===== INFORMATION PROVIDED

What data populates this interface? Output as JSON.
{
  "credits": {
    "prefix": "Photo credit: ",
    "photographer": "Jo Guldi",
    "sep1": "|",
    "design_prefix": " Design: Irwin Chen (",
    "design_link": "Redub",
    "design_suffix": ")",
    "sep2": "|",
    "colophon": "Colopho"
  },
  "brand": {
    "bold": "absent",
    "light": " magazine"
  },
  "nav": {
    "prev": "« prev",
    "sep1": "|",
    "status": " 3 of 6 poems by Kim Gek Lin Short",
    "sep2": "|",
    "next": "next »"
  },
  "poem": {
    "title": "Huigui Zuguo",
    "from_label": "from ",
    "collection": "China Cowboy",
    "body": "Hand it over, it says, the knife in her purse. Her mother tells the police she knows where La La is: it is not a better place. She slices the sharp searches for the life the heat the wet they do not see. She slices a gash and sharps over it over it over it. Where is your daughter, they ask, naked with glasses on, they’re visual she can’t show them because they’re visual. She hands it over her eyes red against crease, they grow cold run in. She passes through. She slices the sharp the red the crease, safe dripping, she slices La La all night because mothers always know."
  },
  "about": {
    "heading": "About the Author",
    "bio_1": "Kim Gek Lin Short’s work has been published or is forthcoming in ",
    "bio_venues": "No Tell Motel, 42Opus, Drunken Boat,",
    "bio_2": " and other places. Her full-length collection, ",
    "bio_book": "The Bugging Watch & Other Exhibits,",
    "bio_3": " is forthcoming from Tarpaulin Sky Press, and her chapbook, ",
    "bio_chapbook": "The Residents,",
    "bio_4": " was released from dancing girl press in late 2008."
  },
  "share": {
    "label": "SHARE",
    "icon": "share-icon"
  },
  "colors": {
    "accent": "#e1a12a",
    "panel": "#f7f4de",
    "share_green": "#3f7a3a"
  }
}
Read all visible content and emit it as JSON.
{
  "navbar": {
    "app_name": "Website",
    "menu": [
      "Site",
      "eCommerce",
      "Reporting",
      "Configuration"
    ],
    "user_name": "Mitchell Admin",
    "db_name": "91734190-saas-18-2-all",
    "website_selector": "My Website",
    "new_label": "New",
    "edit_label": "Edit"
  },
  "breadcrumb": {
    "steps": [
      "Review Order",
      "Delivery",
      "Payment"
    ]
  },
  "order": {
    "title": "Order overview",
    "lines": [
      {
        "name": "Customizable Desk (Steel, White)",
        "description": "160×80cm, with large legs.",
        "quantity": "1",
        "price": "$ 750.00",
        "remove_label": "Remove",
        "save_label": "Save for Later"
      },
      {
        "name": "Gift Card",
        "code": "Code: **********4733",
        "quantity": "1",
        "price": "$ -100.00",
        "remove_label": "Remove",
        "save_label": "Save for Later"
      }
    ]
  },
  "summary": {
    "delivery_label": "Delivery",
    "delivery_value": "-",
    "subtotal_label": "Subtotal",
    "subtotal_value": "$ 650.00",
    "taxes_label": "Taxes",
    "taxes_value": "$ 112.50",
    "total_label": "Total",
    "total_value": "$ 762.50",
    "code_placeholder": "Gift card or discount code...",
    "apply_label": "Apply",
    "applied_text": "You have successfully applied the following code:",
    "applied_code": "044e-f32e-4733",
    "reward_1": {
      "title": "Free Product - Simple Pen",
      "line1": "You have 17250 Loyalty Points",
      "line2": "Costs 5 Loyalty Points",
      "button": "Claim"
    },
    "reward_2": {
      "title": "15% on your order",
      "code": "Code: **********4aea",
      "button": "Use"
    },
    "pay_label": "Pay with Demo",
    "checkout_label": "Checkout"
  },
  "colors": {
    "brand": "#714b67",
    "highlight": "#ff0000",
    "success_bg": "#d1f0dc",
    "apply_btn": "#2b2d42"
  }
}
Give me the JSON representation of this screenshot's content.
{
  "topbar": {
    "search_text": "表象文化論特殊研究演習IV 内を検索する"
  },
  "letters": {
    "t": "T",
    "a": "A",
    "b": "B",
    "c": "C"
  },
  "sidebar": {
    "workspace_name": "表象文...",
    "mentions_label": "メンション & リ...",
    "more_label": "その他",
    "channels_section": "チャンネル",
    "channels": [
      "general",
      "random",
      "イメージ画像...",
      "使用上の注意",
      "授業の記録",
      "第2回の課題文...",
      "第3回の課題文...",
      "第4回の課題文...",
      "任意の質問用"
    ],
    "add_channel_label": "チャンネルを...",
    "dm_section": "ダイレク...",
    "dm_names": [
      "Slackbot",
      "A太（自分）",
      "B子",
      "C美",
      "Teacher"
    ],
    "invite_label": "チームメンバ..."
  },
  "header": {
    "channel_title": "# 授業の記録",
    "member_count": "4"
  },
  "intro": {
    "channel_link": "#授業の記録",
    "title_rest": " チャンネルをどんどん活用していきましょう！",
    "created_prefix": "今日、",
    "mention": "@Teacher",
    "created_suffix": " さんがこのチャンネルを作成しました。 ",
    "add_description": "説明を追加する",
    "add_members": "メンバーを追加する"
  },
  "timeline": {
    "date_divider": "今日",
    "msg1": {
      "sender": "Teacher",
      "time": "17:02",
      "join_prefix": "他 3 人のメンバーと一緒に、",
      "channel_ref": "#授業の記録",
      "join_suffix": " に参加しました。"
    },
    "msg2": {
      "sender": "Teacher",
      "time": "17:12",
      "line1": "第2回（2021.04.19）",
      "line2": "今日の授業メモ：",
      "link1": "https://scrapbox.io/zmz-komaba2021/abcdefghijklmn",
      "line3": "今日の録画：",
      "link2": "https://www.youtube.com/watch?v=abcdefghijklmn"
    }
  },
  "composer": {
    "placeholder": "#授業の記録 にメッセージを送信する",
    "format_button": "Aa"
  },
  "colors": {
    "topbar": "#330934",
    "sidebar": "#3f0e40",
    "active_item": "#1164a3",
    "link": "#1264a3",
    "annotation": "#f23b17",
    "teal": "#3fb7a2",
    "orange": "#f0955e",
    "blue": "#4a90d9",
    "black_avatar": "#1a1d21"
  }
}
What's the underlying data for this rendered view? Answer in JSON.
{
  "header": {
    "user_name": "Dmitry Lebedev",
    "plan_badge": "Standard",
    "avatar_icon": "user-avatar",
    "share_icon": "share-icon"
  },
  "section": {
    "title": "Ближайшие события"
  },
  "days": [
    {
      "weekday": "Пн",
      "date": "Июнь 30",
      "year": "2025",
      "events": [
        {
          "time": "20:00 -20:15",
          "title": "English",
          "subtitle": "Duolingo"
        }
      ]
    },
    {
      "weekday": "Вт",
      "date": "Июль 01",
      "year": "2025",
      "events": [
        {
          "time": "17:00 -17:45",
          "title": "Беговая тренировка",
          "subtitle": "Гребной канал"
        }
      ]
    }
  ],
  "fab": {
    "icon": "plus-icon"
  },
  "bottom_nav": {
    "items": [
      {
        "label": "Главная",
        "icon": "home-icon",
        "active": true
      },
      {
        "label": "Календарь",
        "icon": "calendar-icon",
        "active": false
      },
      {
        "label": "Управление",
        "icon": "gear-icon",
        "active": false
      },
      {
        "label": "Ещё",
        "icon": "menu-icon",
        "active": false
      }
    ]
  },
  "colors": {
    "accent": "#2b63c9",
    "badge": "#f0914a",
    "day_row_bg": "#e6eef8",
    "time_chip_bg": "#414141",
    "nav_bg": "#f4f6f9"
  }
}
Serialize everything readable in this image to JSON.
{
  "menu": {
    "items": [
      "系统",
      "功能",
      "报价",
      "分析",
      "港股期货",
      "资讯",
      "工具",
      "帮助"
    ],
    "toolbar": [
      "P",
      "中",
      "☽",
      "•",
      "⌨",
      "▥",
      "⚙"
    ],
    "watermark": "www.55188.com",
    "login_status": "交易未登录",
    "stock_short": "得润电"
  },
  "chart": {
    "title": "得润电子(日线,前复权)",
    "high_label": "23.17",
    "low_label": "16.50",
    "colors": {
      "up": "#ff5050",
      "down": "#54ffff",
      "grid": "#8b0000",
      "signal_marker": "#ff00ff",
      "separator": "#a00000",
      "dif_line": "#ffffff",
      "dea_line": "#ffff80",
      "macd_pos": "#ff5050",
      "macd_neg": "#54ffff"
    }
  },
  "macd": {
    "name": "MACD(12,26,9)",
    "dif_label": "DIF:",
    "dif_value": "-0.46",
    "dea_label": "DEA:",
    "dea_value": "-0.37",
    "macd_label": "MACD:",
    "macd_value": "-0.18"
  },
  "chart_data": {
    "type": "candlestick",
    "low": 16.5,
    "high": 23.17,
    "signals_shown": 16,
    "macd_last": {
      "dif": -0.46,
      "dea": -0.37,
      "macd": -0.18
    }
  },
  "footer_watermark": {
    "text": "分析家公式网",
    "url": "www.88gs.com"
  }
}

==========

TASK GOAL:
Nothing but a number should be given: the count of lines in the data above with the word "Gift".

ANSWER TO THE PROBLEM:
2